> **TASK**
A faithful copy of the data is what is wanted, minus any pictures.
---
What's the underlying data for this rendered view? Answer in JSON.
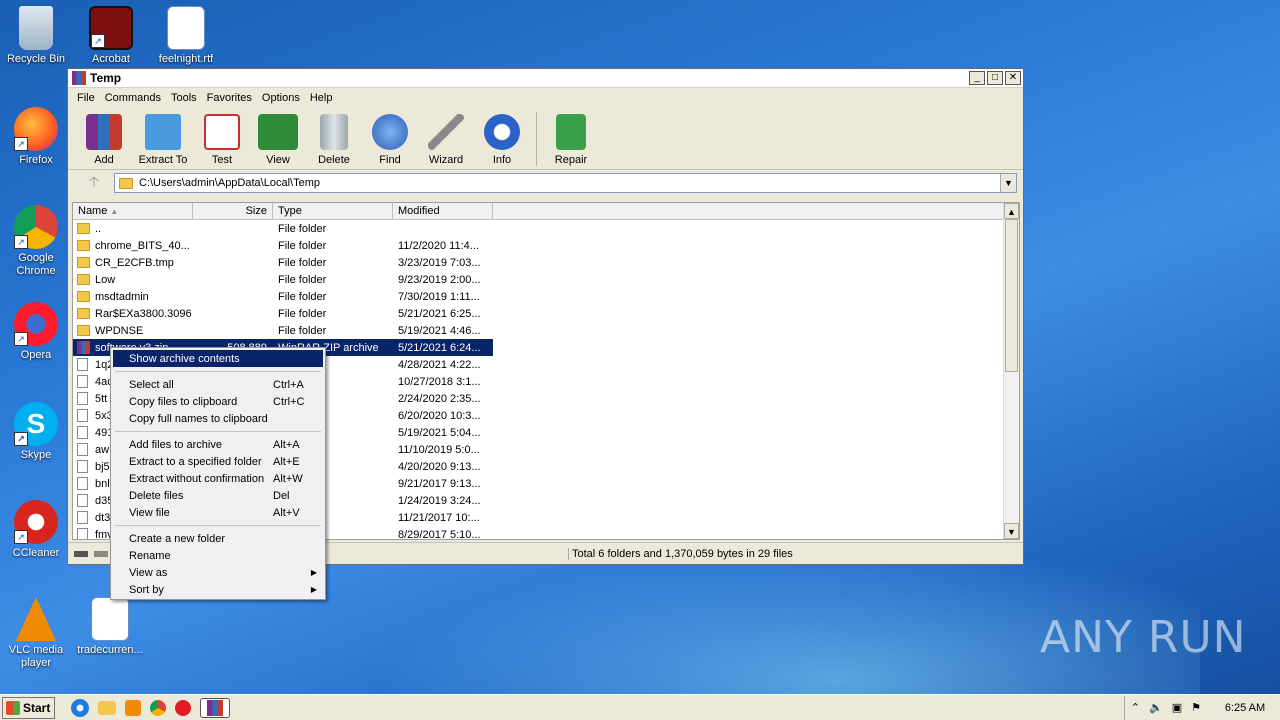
{
  "desktop": {
    "icons": [
      {
        "label": "Recycle Bin"
      },
      {
        "label": "Acrobat"
      },
      {
        "label": "feelnight.rtf"
      },
      {
        "label": "Firefox"
      },
      {
        "label": "Google Chrome"
      },
      {
        "label": "Opera"
      },
      {
        "label": "Skype"
      },
      {
        "label": "CCleaner"
      },
      {
        "label": "VLC media player"
      },
      {
        "label": "tradecurren..."
      }
    ]
  },
  "window": {
    "title": "Temp",
    "menu": [
      "File",
      "Commands",
      "Tools",
      "Favorites",
      "Options",
      "Help"
    ],
    "toolbar": [
      "Add",
      "Extract To",
      "Test",
      "View",
      "Delete",
      "Find",
      "Wizard",
      "Info",
      "Repair"
    ],
    "address": "C:\\Users\\admin\\AppData\\Local\\Temp",
    "columns": [
      "Name",
      "Size",
      "Type",
      "Modified"
    ],
    "rows": [
      {
        "name": "..",
        "size": "",
        "type": "File folder",
        "modified": "",
        "kind": "folder"
      },
      {
        "name": "chrome_BITS_40...",
        "size": "",
        "type": "File folder",
        "modified": "11/2/2020 11:4...",
        "kind": "folder"
      },
      {
        "name": "CR_E2CFB.tmp",
        "size": "",
        "type": "File folder",
        "modified": "3/23/2019 7:03...",
        "kind": "folder"
      },
      {
        "name": "Low",
        "size": "",
        "type": "File folder",
        "modified": "9/23/2019 2:00...",
        "kind": "folder"
      },
      {
        "name": "msdtadmin",
        "size": "",
        "type": "File folder",
        "modified": "7/30/2019 1:11...",
        "kind": "folder"
      },
      {
        "name": "Rar$EXa3800.3096",
        "size": "",
        "type": "File folder",
        "modified": "5/21/2021 6:25...",
        "kind": "folder"
      },
      {
        "name": "WPDNSE",
        "size": "",
        "type": "File folder",
        "modified": "5/19/2021 4:46...",
        "kind": "folder"
      },
      {
        "name": "software v3.zip",
        "size": "508,889",
        "type": "WinRAR ZIP archive",
        "modified": "5/21/2021 6:24...",
        "kind": "zip",
        "selected": true
      },
      {
        "name": "1q2",
        "size": "",
        "type": "",
        "modified": "4/28/2021 4:22...",
        "kind": "file"
      },
      {
        "name": "4ac",
        "size": "",
        "type": "",
        "modified": "10/27/2018 3:1...",
        "kind": "file"
      },
      {
        "name": "5tt",
        "size": "",
        "type": "",
        "modified": "2/24/2020 2:35...",
        "kind": "file"
      },
      {
        "name": "5x3",
        "size": "",
        "type": "",
        "modified": "6/20/2020 10:3...",
        "kind": "file"
      },
      {
        "name": "491",
        "size": "",
        "type": "",
        "modified": "5/19/2021 5:04...",
        "kind": "file"
      },
      {
        "name": "aw",
        "size": "",
        "type": "",
        "modified": "11/10/2019 5:0...",
        "kind": "file"
      },
      {
        "name": "bj5",
        "size": "",
        "type": "",
        "modified": "4/20/2020 9:13...",
        "kind": "file"
      },
      {
        "name": "bnl",
        "size": "",
        "type": "",
        "modified": "9/21/2017 9:13...",
        "kind": "file"
      },
      {
        "name": "d35",
        "size": "",
        "type": "",
        "modified": "1/24/2019 3:24...",
        "kind": "file"
      },
      {
        "name": "dt3",
        "size": "",
        "type": "",
        "modified": "11/21/2017 10:...",
        "kind": "file"
      },
      {
        "name": "fmv",
        "size": "",
        "type": "",
        "modified": "8/29/2017 5:10...",
        "kind": "file"
      }
    ],
    "status": "Total 6 folders and 1,370,059 bytes in 29 files"
  },
  "context_menu": [
    {
      "label": "Show archive contents",
      "shortcut": "",
      "highlight": true
    },
    {
      "sep": true
    },
    {
      "label": "Select all",
      "shortcut": "Ctrl+A"
    },
    {
      "label": "Copy files to clipboard",
      "shortcut": "Ctrl+C"
    },
    {
      "label": "Copy full names to clipboard",
      "shortcut": ""
    },
    {
      "sep": true
    },
    {
      "label": "Add files to archive",
      "shortcut": "Alt+A"
    },
    {
      "label": "Extract to a specified folder",
      "shortcut": "Alt+E"
    },
    {
      "label": "Extract without confirmation",
      "shortcut": "Alt+W"
    },
    {
      "label": "Delete files",
      "shortcut": "Del"
    },
    {
      "label": "View file",
      "shortcut": "Alt+V"
    },
    {
      "sep": true
    },
    {
      "label": "Create a new folder",
      "shortcut": ""
    },
    {
      "label": "Rename",
      "shortcut": ""
    },
    {
      "label": "View as",
      "shortcut": "",
      "submenu": true
    },
    {
      "label": "Sort by",
      "shortcut": "",
      "submenu": true
    }
  ],
  "taskbar": {
    "start_label": "Start",
    "clock": "6:25 AM"
  },
  "watermark": "ANY RUN"
}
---
> **ANSWER FOR THIS EXERCISE**
What's the underlying data for this rendered view? Answer in JSON.
{
  "desktop": {
    "icons": [
      {
        "label": "Recycle Bin"
      },
      {
        "label": "Acrobat"
      },
      {
        "label": "feelnight.rtf"
      },
      {
        "label": "Firefox"
      },
      {
        "label": "Google Chrome"
      },
      {
        "label": "Opera"
      },
      {
        "label": "Skype"
      },
      {
        "label": "CCleaner"
      },
      {
        "label": "VLC media player"
      },
      {
        "label": "tradecurren..."
      }
    ]
  },
  "window": {
    "title": "Temp",
    "menu": [
      "File",
      "Commands",
      "Tools",
      "Favorites",
      "Options",
      "Help"
    ],
    "toolbar": [
      "Add",
      "Extract To",
      "Test",
      "View",
      "Delete",
      "Find",
      "Wizard",
      "Info",
      "Repair"
    ],
    "address": "C:\\Users\\admin\\AppData\\Local\\Temp",
    "columns": [
      "Name",
      "Size",
      "Type",
      "Modified"
    ],
    "rows": [
      {
        "name": "..",
        "size": "",
        "type": "File folder",
        "modified": "",
        "kind": "folder"
      },
      {
        "name": "chrome_BITS_40...",
        "size": "",
        "type": "File folder",
        "modified": "11/2/2020 11:4...",
        "kind": "folder"
      },
      {
        "name": "CR_E2CFB.tmp",
        "size": "",
        "type": "File folder",
        "modified": "3/23/2019 7:03...",
        "kind": "folder"
      },
      {
        "name": "Low",
        "size": "",
        "type": "File folder",
        "modified": "9/23/2019 2:00...",
        "kind": "folder"
      },
      {
        "name": "msdtadmin",
        "size": "",
        "type": "File folder",
        "modified": "7/30/2019 1:11...",
        "kind": "folder"
      },
      {
        "name": "Rar$EXa3800.3096",
        "size": "",
        "type": "File folder",
        "modified": "5/21/2021 6:25...",
        "kind": "folder"
      },
      {
        "name": "WPDNSE",
        "size": "",
        "type": "File folder",
        "modified": "5/19/2021 4:46...",
        "kind": "folder"
      },
      {
        "name": "software v3.zip",
        "size": "508,889",
        "type": "WinRAR ZIP archive",
        "modified": "5/21/2021 6:24...",
        "kind": "zip",
        "selected": true
      },
      {
        "name": "1q2",
        "size": "",
        "type": "",
        "modified": "4/28/2021 4:22...",
        "kind": "file"
      },
      {
        "name": "4ac",
        "size": "",
        "type": "",
        "modified": "10/27/2018 3:1...",
        "kind": "file"
      },
      {
        "name": "5tt",
        "size": "",
        "type": "",
        "modified": "2/24/2020 2:35...",
        "kind": "file"
      },
      {
        "name": "5x3",
        "size": "",
        "type": "",
        "modified": "6/20/2020 10:3...",
        "kind": "file"
      },
      {
        "name": "491",
        "size": "",
        "type": "",
        "modified": "5/19/2021 5:04...",
        "kind": "file"
      },
      {
        "name": "aw",
        "size": "",
        "type": "",
        "modified": "11/10/2019 5:0...",
        "kind": "file"
      },
      {
        "name": "bj5",
        "size": "",
        "type": "",
        "modified": "4/20/2020 9:13...",
        "kind": "file"
      },
      {
        "name": "bnl",
        "size": "",
        "type": "",
        "modified": "9/21/2017 9:13...",
        "kind": "file"
      },
      {
        "name": "d35",
        "size": "",
        "type": "",
        "modified": "1/24/2019 3:24...",
        "kind": "file"
      },
      {
        "name": "dt3",
        "size": "",
        "type": "",
        "modified": "11/21/2017 10:...",
        "kind": "file"
      },
      {
        "name": "fmv",
        "size": "",
        "type": "",
        "modified": "8/29/2017 5:10...",
        "kind": "file"
      }
    ],
    "status": "Total 6 folders and 1,370,059 bytes in 29 files"
  },
  "context_menu": [
    {
      "label": "Show archive contents",
      "shortcut": "",
      "highlight": true
    },
    {
      "sep": true
    },
    {
      "label": "Select all",
      "shortcut": "Ctrl+A"
    },
    {
      "label": "Copy files to clipboard",
      "shortcut": "Ctrl+C"
    },
    {
      "label": "Copy full names to clipboard",
      "shortcut": ""
    },
    {
      "sep": true
    },
    {
      "label": "Add files to archive",
      "shortcut": "Alt+A"
    },
    {
      "label": "Extract to a specified folder",
      "shortcut": "Alt+E"
    },
    {
      "label": "Extract without confirmation",
      "shortcut": "Alt+W"
    },
    {
      "label": "Delete files",
      "shortcut": "Del"
    },
    {
      "label": "View file",
      "shortcut": "Alt+V"
    },
    {
      "sep": true
    },
    {
      "label": "Create a new folder",
      "shortcut": ""
    },
    {
      "label": "Rename",
      "shortcut": ""
    },
    {
      "label": "View as",
      "shortcut": "",
      "submenu": true
    },
    {
      "label": "Sort by",
      "shortcut": "",
      "submenu": true
    }
  ],
  "taskbar": {
    "start_label": "Start",
    "clock": "6:25 AM"
  },
  "watermark": "ANY RUN"
}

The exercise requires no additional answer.